[Data about app and page elements]
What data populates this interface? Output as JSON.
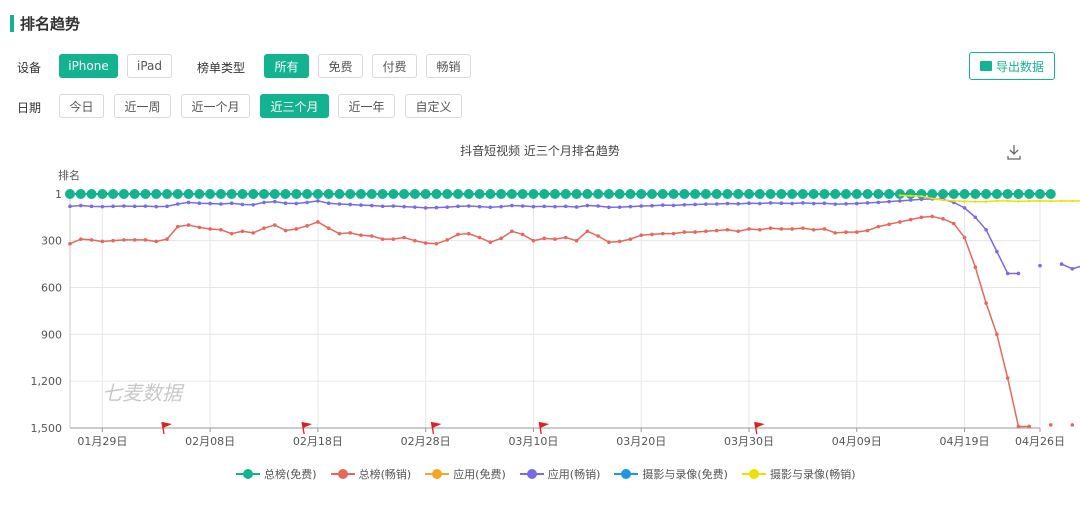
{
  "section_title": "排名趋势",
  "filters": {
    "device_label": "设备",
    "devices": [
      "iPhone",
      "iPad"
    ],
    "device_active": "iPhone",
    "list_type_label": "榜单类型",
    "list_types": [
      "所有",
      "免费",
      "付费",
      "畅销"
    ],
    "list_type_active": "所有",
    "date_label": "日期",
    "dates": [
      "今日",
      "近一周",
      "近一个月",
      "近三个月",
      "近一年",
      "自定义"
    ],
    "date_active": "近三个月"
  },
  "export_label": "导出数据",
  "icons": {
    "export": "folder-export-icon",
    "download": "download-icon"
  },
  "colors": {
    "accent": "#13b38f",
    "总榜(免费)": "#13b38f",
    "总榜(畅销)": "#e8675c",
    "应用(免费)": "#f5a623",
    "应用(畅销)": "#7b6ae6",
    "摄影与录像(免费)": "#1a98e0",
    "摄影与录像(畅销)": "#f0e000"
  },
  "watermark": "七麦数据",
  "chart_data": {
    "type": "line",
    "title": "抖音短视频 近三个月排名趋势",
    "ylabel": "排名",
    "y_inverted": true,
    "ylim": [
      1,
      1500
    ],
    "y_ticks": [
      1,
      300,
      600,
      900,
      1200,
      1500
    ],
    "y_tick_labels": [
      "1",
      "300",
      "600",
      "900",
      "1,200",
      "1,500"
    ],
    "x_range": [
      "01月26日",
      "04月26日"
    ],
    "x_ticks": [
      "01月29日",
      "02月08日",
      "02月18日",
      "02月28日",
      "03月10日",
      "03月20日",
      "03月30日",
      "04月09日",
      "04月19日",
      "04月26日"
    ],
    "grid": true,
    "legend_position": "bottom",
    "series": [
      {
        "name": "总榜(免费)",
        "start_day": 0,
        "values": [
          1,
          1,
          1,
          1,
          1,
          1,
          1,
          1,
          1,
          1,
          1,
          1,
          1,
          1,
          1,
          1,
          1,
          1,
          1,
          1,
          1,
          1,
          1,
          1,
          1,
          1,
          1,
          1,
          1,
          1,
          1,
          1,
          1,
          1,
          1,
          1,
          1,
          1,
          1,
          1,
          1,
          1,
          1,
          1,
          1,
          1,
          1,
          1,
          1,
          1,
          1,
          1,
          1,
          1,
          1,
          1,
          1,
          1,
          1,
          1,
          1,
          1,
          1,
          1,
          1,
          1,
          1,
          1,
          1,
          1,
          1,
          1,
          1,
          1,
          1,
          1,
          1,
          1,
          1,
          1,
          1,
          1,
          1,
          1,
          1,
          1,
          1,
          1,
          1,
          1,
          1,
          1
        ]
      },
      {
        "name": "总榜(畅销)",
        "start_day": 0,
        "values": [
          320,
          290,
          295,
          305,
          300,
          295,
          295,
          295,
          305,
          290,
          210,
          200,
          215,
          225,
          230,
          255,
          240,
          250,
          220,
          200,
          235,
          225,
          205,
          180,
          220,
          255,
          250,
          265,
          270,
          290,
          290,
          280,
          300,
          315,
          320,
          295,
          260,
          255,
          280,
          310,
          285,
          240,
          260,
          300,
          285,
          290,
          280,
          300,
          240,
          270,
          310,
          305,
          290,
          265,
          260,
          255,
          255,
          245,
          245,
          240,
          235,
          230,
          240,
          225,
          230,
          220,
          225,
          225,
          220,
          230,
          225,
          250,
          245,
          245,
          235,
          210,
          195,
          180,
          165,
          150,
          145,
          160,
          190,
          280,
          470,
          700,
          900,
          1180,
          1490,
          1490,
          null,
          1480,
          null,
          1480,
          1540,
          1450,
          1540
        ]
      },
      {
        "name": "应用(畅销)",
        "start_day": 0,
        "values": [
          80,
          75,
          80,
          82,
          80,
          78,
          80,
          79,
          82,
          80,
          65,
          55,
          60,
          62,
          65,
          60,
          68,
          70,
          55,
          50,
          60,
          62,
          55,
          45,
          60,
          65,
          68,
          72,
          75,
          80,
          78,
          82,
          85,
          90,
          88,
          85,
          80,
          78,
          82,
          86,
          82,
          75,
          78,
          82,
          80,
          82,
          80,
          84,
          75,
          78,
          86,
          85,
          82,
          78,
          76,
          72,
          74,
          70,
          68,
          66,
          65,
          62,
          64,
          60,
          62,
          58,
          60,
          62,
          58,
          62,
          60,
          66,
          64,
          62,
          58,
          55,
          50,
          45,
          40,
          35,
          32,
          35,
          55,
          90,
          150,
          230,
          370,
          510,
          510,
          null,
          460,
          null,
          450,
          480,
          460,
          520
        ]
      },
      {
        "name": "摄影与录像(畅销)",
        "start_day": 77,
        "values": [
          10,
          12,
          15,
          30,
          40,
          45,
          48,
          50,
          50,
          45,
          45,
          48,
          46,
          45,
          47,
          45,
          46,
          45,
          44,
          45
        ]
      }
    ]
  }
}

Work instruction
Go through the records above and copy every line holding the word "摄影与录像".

Exercise output
    "摄影与录像(免费)": "#1a98e0",
    "摄影与录像(畅销)": "#f0e000"
        "name": "摄影与录像(畅销)",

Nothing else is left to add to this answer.